In real life, Salisbury Cathedral holds its own part of history – one of four copies of the Magna Carta is displayed there. Sir Christopher Wren was heavily involved in its renovation in the late 17th Century. Much of this historic location actually dates from the restoration of the monarchy, over a century after Henry VIII's death.
The Tower of London
The Spanish Princess’s Tower of London scenes were filmed just an hour away from Bristol, over the Welsh border.
“We added the Tower of London bits to it, it is actually Caerphilly Castle. It did rain on the day, it always rained in Caerphilly.”
Matthew Graham, Executive Producer
The castle was a regular on historical fantasy Merlin, where its halls and corridors complimented the fairy tale turrets of Chateau de Pierrefonds – and helped the BBC’s budget go further with a home-grown location.
Doctor Who fans might recognise it too. Caerphilly was used in ten separate episodes, including The Rebel Flesh and The Vampires of Venice, but it’s at its medieval finest in Robot of Sherwood. Look out for the castle in the archery contest scene.

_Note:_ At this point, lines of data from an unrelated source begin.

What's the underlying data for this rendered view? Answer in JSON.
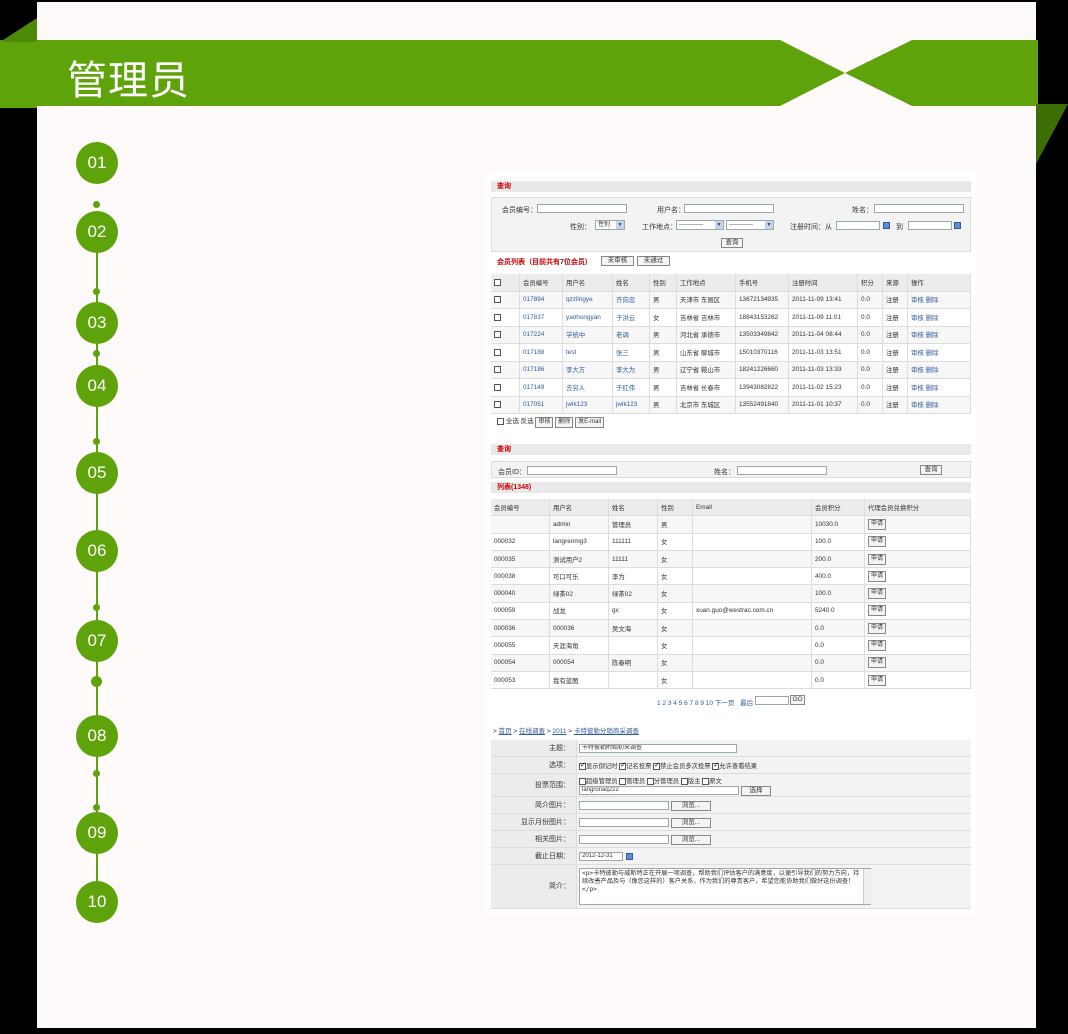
{
  "slide": {
    "title": "管理员",
    "accent": "#5fa30a",
    "steps": [
      "01",
      "02",
      "03",
      "04",
      "05",
      "06",
      "07",
      "08",
      "09",
      "10"
    ]
  },
  "search1": {
    "section_title": "查询",
    "member_no_label": "会员编号：",
    "username_label": "用户名：",
    "name_label": "姓名：",
    "gender_label": "性别：",
    "gender_value": "性别",
    "workplace_label": "工作地点：",
    "workplace_value1": "------------",
    "workplace_value2": "------------",
    "regtime_label": "注册时间：从",
    "to_label": "到",
    "query_button": "查询"
  },
  "list1": {
    "title_prefix": "会员列表（目前共有",
    "count": "7",
    "title_suffix": "位会员）",
    "tab_unreviewed": "未审核",
    "tab_rejected": "未通过",
    "headers": [
      "会员编号",
      "用户名",
      "姓名",
      "性别",
      "工作地点",
      "手机号",
      "注册时间",
      "积分",
      "来源",
      "操作"
    ],
    "action_review": "审核",
    "action_delete": "删除",
    "rows": [
      [
        "017894",
        "qzzlingye",
        "齐向忠",
        "男",
        "天津市 东丽区",
        "13672134935",
        "2011-11-09 13:41",
        "0.0",
        "注册"
      ],
      [
        "017837",
        "yaohongyan",
        "于洪云",
        "女",
        "吉林省 吉林市",
        "18843153262",
        "2011-11-09 11:01",
        "0.0",
        "注册"
      ],
      [
        "017224",
        "学统中",
        "老调",
        "男",
        "河北省 承德市",
        "13503349842",
        "2011-11-04 08:44",
        "0.0",
        "注册"
      ],
      [
        "017188",
        "test",
        "张三",
        "男",
        "山东省 聊城市",
        "15010370116",
        "2011-11-03 13:51",
        "0.0",
        "注册"
      ],
      [
        "017186",
        "李大方",
        "李大为",
        "男",
        "辽宁省 鞍山市",
        "18241226660",
        "2011-11-03 13:33",
        "0.0",
        "注册"
      ],
      [
        "017149",
        "去穷人",
        "于红伟",
        "男",
        "吉林省 长春市",
        "13943082822",
        "2011-11-02 15:23",
        "0.0",
        "注册"
      ],
      [
        "017051",
        "jwlk123",
        "jwlk123",
        "男",
        "北京市 东城区",
        "13552491840",
        "2011-11-01 10:37",
        "0.0",
        "注册"
      ]
    ],
    "select_all": "全选",
    "invert": "反选",
    "btn_review": "审核",
    "btn_delete": "删除",
    "btn_email": "发E-mail"
  },
  "search2": {
    "section_title": "查询",
    "member_id_label": "会员ID：",
    "name_label": "姓名：",
    "query_button": "查询"
  },
  "list2": {
    "title": "列表(1348)",
    "headers": [
      "会员编号",
      "用户名",
      "姓名",
      "性别",
      "Email",
      "会员积分",
      "代理会员兑换积分"
    ],
    "apply": "申请",
    "rows": [
      [
        "",
        "admin",
        "管理员",
        "男",
        "",
        "10030.0"
      ],
      [
        "000032",
        "langrenmg3",
        "111111",
        "女",
        "",
        "100.0"
      ],
      [
        "000035",
        "测试用户2",
        "11111",
        "女",
        "",
        "200.0"
      ],
      [
        "000038",
        "可口可乐",
        "李为",
        "女",
        "",
        "400.0"
      ],
      [
        "000040",
        "绿茶02",
        "绿茶02",
        "女",
        "",
        "100.0"
      ],
      [
        "000059",
        "战龙",
        "gx",
        "女",
        "xuan.guo@westrac.com.cn",
        "5240.0"
      ],
      [
        "000036",
        "000036",
        "吴文海",
        "女",
        "",
        "0.0"
      ],
      [
        "000055",
        "天涯海角",
        "",
        "女",
        "",
        "0.0"
      ],
      [
        "000054",
        "000054",
        "陈春明",
        "女",
        "",
        "0.0"
      ],
      [
        "000053",
        "我有蓝图",
        "",
        "女",
        "",
        "0.0"
      ]
    ],
    "pages": "1 2 3 4 5 6 7 8 9 10",
    "next": "下一页",
    "last": "最后",
    "go": "GO"
  },
  "survey": {
    "crumb_gt": ">",
    "crumb_home": "首页",
    "crumb_online": "在线调查",
    "crumb_year": "2011",
    "crumb_current": "卡特彼勒分销商采调查",
    "subject_label": "主题：",
    "subject_value": "卡特彼勒附始初采调查",
    "options_label": "选项：",
    "opt1": "显示倒记时",
    "opt2": "记名投票",
    "opt3": "禁止会员多次投票",
    "opt4": "允许查看结果",
    "scope_label": "投票范围：",
    "scope1": "超级管理员",
    "scope2": "管理员",
    "scope3": "分管理员",
    "scope4": "版主",
    "scope5": "原文",
    "scope_user": "langronaq222",
    "choose": "选择",
    "intro_img_label": "简介图片：",
    "month_img_label": "显示月份图片：",
    "related_img_label": "相关图片：",
    "browse": "浏览...",
    "deadline_label": "截止日期：",
    "deadline_value": "2012-12-31",
    "desc_label": "简介：",
    "desc_value": "<p>卡特彼勒与威斯特正在开展一项调查，帮助我们评估客户的满意度，以便引导我们的努力方向，持续改善产品及与（像您这样的）客户关系，作为我们的尊贵客户，希望您能协助我们做好这份调查！</p>"
  }
}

In fact, Caerphilly Castle is an ideal Tower of London filming location for The Spanish Princess. The South Wales stronghold was built by Gilbert de Clare, 7th Earl of Gloucester in the 13th Century, around the same time at the Tower of London was rebuilt.
Gilbert de Clare was the son-in-law of Plantagenet ruler Edward I of England and Eleanor of Castile. The castle really is fitting for the miniseries that follows their descendants.
They’ve got similar layouts, with a moat running around the outer walls and a drawbridge to enter. Look out for shots of The Spanish Princess characters riding over the drawbridge and through the gate.
Once you’re inside, there’s another system of walls and towers like the Tower of London’s. So apart from giveaway differences like the famous White Tower, there’s not much need for special effects.
Of course, if you’re into the history behind the series, you can visit the real Tower of London to uncover its secrets.
The Spanish Princess Alhambra filming location couldn’t be more perfect – the cast and crew flew out to Granada to film at the real palace.
“That was one of my favourite things ever, just seeing the sunrise over the gardens and in the costumes.”
Stephanie Levi-John, Catherine’s Lady-in-Waiting, Lina
El Alhambra de Granada dates back to at least the 9th Century, and takes its name from the Arabic for ‘red walls’. When the first king of the Nasrid Dynasty made the fortress his base, it became Granada’s grand castle.
Catherine of Aragon’s nephew, Charles V, demolished part of the Alhambra to build a palace to his own tastes. So it doesn't stand exactly as it would have in Catherine’s childhood memories, but we aren't about to complain - the Alhambra is impressive any way you look at it.